Having a VAT registration in place within the EU may be a suitable and beneficial solution, registering as a ‘non-established’ taxable person, using fiscal representation (where required) and accounting for VAT within the EU under the same/similar rules to those used when UK was in the EU.

3) Current recovery of VAT incurred elsewhere in the EU (hotel, travel, subsistence, etc.) is achieved by way of submitting a claim via the domestic VAT ‘portal’ using the EU VAT recovery system. If the UK eventually leaves the EU any relevant business would have to submit claims as a non-EU country under the ‘EC 13th VAT Directive’ – a paper-based, physical submission of documents to the relevant tax authority in each Member State (subject to the vagaries of courier and postal delivery), on a different time limit requirement (claims are for year to 30 June, must be submitted by the following 31 December).

Duty

1) If the relationship with the EU following Brexit precludes access to the Single Market, and duty tariffs are introduced as a result, then the rates of duty and the processes for moving and distributing goods to and from the EU would need to be reviewed and quantified. Any business currently selling goods to the EU or buying goods from the EU can request (from Burgess Hodgson) a review of the likely tariff codes that would apply and thereby an indication of the kind of import/export costs for those goods. This would potentially impact on budgeting and finance costs, and may affect the treatment of supplies to EU customers in terms of the point of sale, i.e. who has responsibility for the receipt of the goods.

2) If the UK doesn’t get proper and full access to the Single Market then UK supplier clients may look at movement of goods to the EU either as consignment stock or under any available form of suspension, for example ‘warehousing’ where fiscal charges are delayed until the goods leave the suspension regime. This will bring with it administrative requirements which Burgess Hodgson can advise on and provide the outline of benefits, costs and impact in each scenario.

So in summary those businesses likely to be impacted by any Brexit VAT and duty changes would be those with:

• dispatches (sales) to the EU or acquisitions (purchases) from the EU. Leaving the Single Market would make these ‘exports’ and ‘imports’ instead, with different VAT and duty treatment accordingly;

• supplies of services to the EU or the purchase of services from the EU – the ‘reverse charge’ and ‘general rule’ for B2B sales will no longer apply;

• expenses incurred in the EU – any VAT recovery will be on a different timescale and will revert to a paper-based, postal system;

• ‘Distance Selling’, as existing limits will no longer apply, and ANY sale will require VAT registration to be in place (possibly somewhere else within the EU – see above);

• the VAT simplification provided by ‘Triangulation’ – this avoids an intermediary having to register in the country where goods are finally delivered by the supplier. This would no longer apply, requiring VAT registration for the intermediary in the country of final supply (or possibly elsewhere in EU);
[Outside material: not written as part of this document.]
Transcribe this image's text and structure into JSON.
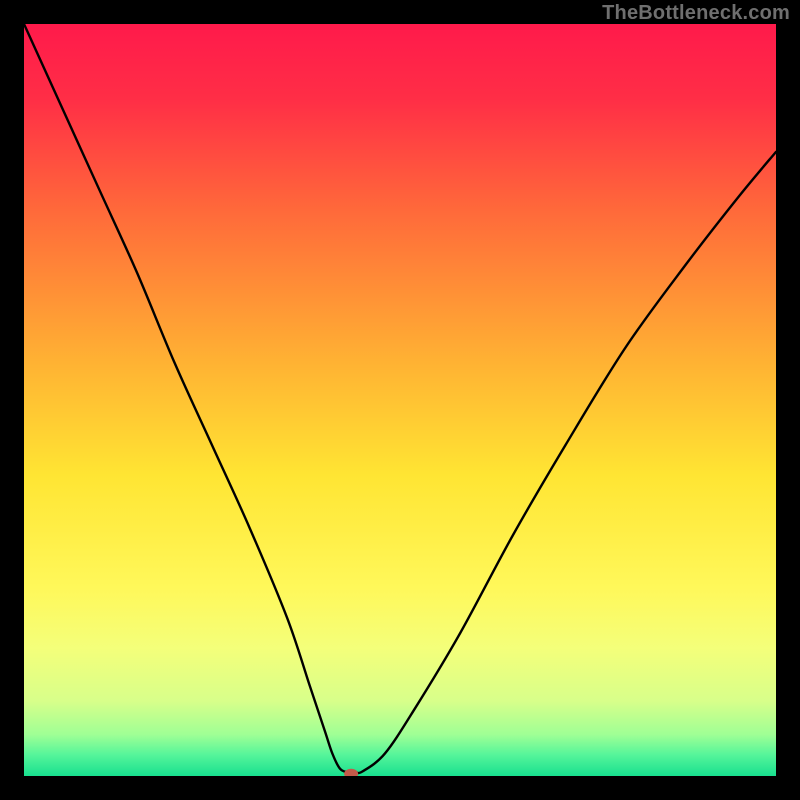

• financial services and insurance – currently EU suppliers with transactions involving non-EU businesses are allowed to recover VAT on costs. By leaving the EU this may cease (subject to any subsequent UK tax decisions) which would potentially provide a beneficial comparative hike in recovery for remaining EU suppliers to UK businesses. Conversely it may be that any non-UK supplies are deemed (by the UK post-Brexit) to warrant associated VAT recovery on costs, which would be a benefit to all FS, banking and insurance businesses;
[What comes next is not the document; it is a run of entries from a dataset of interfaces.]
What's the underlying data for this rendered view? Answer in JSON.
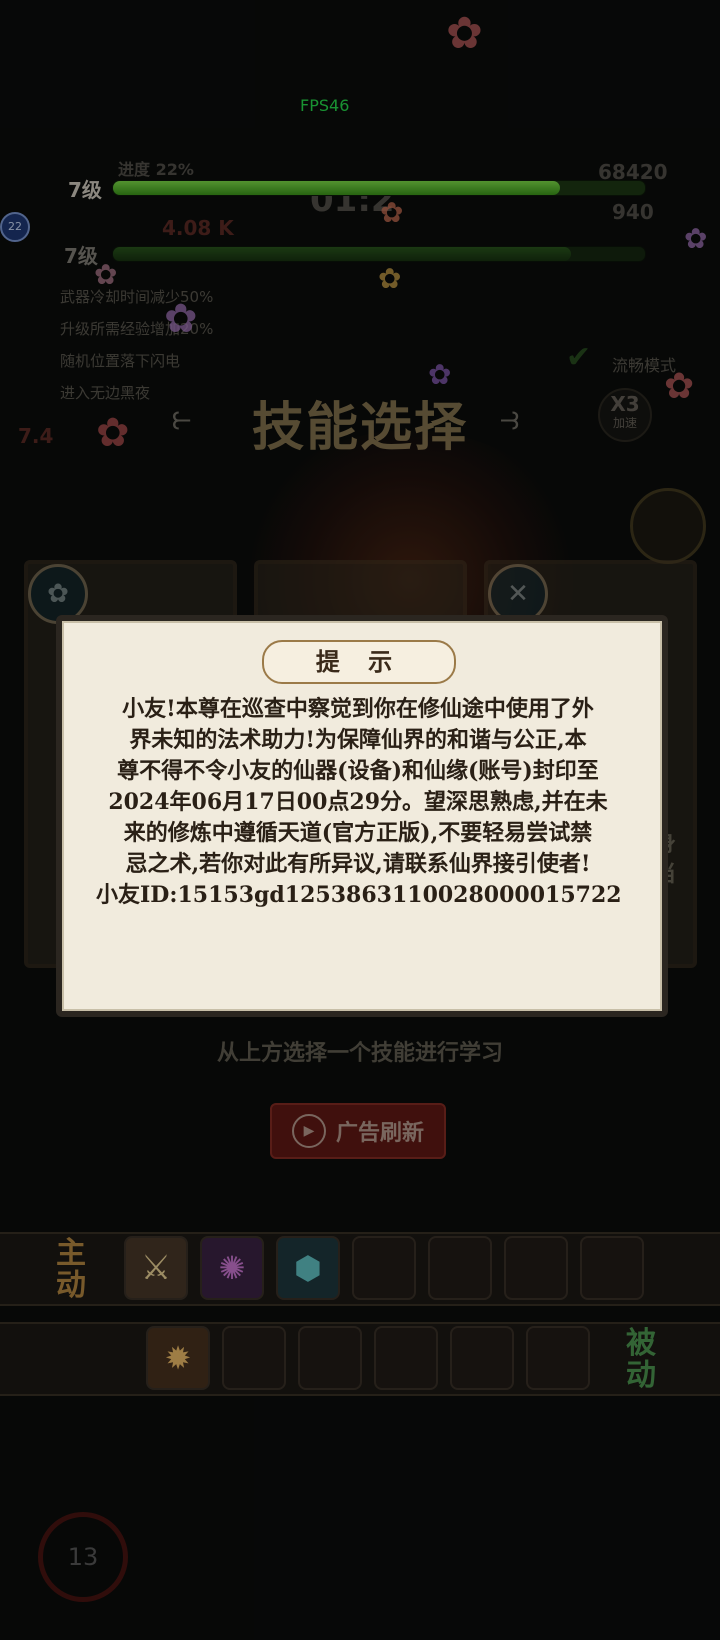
{
  "hud": {
    "fps": "FPS46",
    "player_level": "7级",
    "progress_label": "进度 22%",
    "player_xp_fraction": 0.84,
    "timer": "01:2",
    "score_top": "68420",
    "score_bottom": "940",
    "damage": "4.08 K",
    "ally_level": "7级",
    "ally_xp_fraction": 0.86,
    "side_badge": "22",
    "smooth_mode": "流畅模式",
    "speed_label": "X3",
    "speed_sub": "加速",
    "side_text": "7.4"
  },
  "buffs": [
    "武器冷却时间减少50%",
    "升级所需经验增加20%",
    "随机位置落下闪电",
    "进入无边黑夜"
  ],
  "skill_select": {
    "title": "技能选择",
    "hint": "从上方选择一个技能进行学习",
    "refresh_button": "广告刷新",
    "right_card_fragment_1": "身",
    "right_card_fragment_2": "当"
  },
  "active_label": "主\n动",
  "passive_label": "被\n动",
  "cooldown_number": "13",
  "dialog": {
    "title": "提 示",
    "lines": [
      "小友!本尊在巡查中察觉到你在修仙途中使用了外",
      "界未知的法术助力!为保障仙界的和谐与公正,本",
      "尊不得不令小友的仙器(设备)和仙缘(账号)封印至",
      "2024年06月17日00点29分。望深思熟虑,并在未",
      "来的修炼中遵循天道(官方正版),不要轻易尝试禁",
      "忌之术,若你对此有所异议,请联系仙界接引使者!",
      "小友ID:15153gd1253863110028000015722"
    ]
  },
  "colors": {
    "xp_green": "#5fc634",
    "dialog_paper": "#f1ebdd",
    "ad_red": "#7a1c16",
    "fps_green": "#27e04e"
  }
}
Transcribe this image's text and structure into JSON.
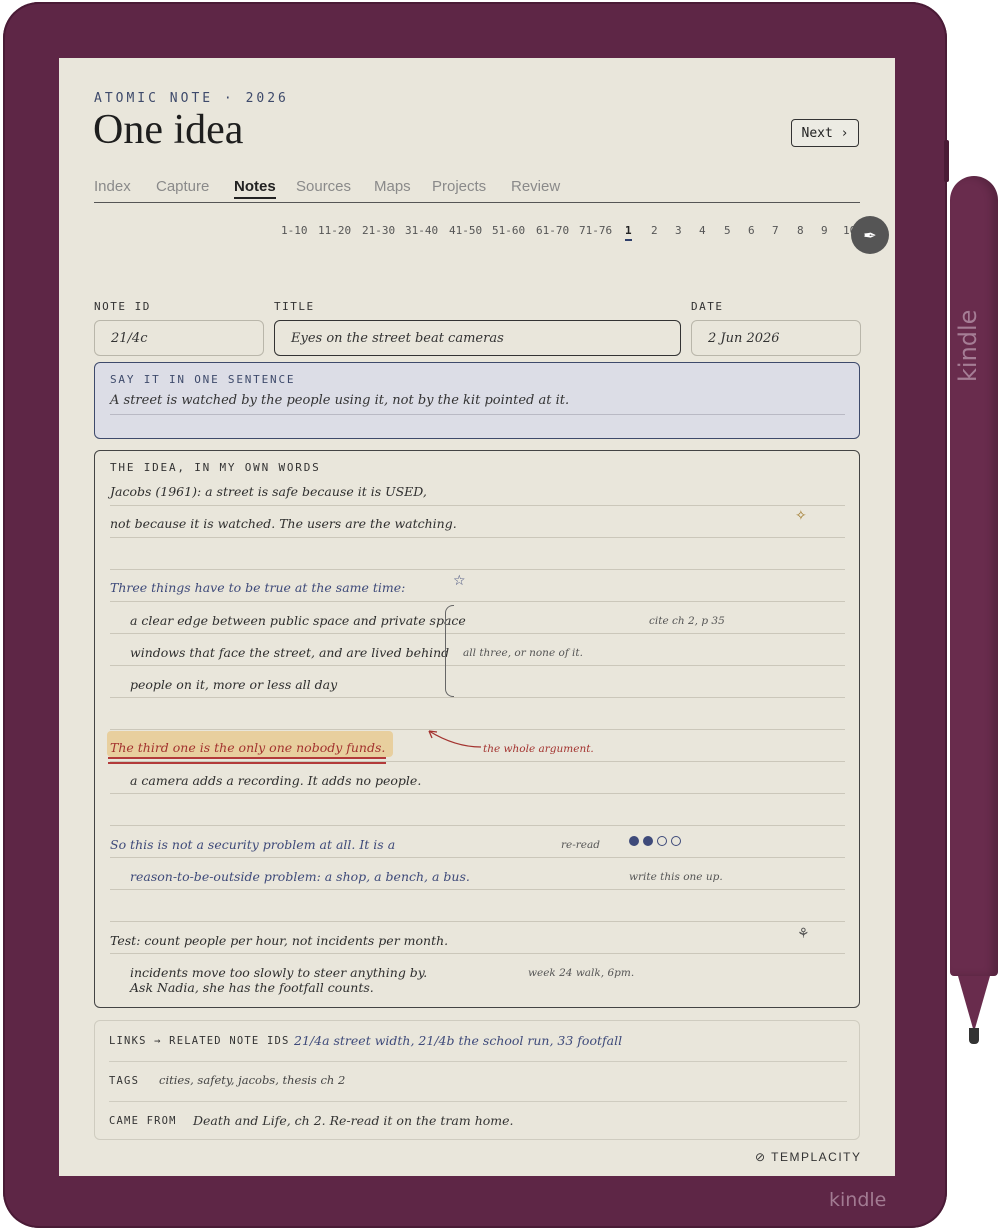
{
  "device": {
    "brand_bottom": "kindle",
    "brand_pen": "kindle"
  },
  "header": {
    "kicker": "ATOMIC NOTE · 2026",
    "title": "One idea",
    "next_label": "Next ›"
  },
  "tabs": [
    "Index",
    "Capture",
    "Notes",
    "Sources",
    "Maps",
    "Projects",
    "Review"
  ],
  "active_tab": "Notes",
  "pager": [
    "1-10",
    "11-20",
    "21-30",
    "31-40",
    "41-50",
    "51-60",
    "61-70",
    "71-76",
    "1",
    "2",
    "3",
    "4",
    "5",
    "6",
    "7",
    "8",
    "9",
    "10"
  ],
  "pager_active": "1",
  "fields": {
    "note_id_label": "NOTE ID",
    "note_id": "21/4c",
    "title_label": "TITLE",
    "title": "Eyes on the street beat cameras",
    "date_label": "DATE",
    "date": "2 Jun 2026"
  },
  "summary": {
    "label": "SAY IT IN ONE SENTENCE",
    "text": "A street is watched by the people using it, not by the kit pointed at it."
  },
  "idea": {
    "label": "THE IDEA, IN MY OWN WORDS",
    "line1": "Jacobs (1961): a street is safe because it is USED,",
    "line2": "not because it is watched. The users are the watching.",
    "line3": "Three things have to be true at the same time:",
    "item1": "a clear edge between public space and private space",
    "item2": "windows that face the street, and are lived behind",
    "item3": "people on it, more or less all day",
    "cite": "cite ch 2, p 35",
    "brace_note": "all three, or none of it.",
    "highlight": "The third one is the only one nobody funds.",
    "arrow_note": "the whole argument.",
    "line4": "a camera adds a recording. It adds no people.",
    "line5": "So this is not a security problem at all. It is a",
    "reread": "re-read",
    "line6": "reason-to-be-outside problem: a shop, a bench, a bus.",
    "write_up": "write this one up.",
    "line7": "Test: count people per hour, not incidents per month.",
    "line8": "incidents move too slowly to steer anything by.",
    "walk": "week 24 walk, 6pm.",
    "line9": "Ask Nadia, she has the footfall counts.",
    "dots_filled": 2,
    "dots_total": 4
  },
  "meta": {
    "links_label": "LINKS → RELATED NOTE IDS",
    "links": "21/4a street width, 21/4b the school run, 33 footfall",
    "tags_label": "TAGS",
    "tags": "cities, safety, jacobs, thesis ch 2",
    "from_label": "CAME FROM",
    "from": "Death and Life, ch 2. Re-read it on the tram home."
  },
  "credit": "TEMPLACITY",
  "colors": {
    "device": "#5e2646",
    "screen": "#e9e6db",
    "ink_blue": "#3e4a7a",
    "ink_red": "#a3332f",
    "highlight": "#e8cf9e"
  }
}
• Tour Operators’ Margin Scheme (TOMS) – as an EU-wide measure (aimed at ‘simplification’, but fiendishly complex) the scheme may be adopted, adapted or completely dismissed post-Brexit;

• MOSS supplies – see above for ‘non-Union’ measures;

• outsourcing and offshoring – a bit of a ‘two way street’, as there would be implications to the VAT treatment of outsourcing to EU, but also a potential reticence for EU (and non-EU) to outsource operations to UK suppliers.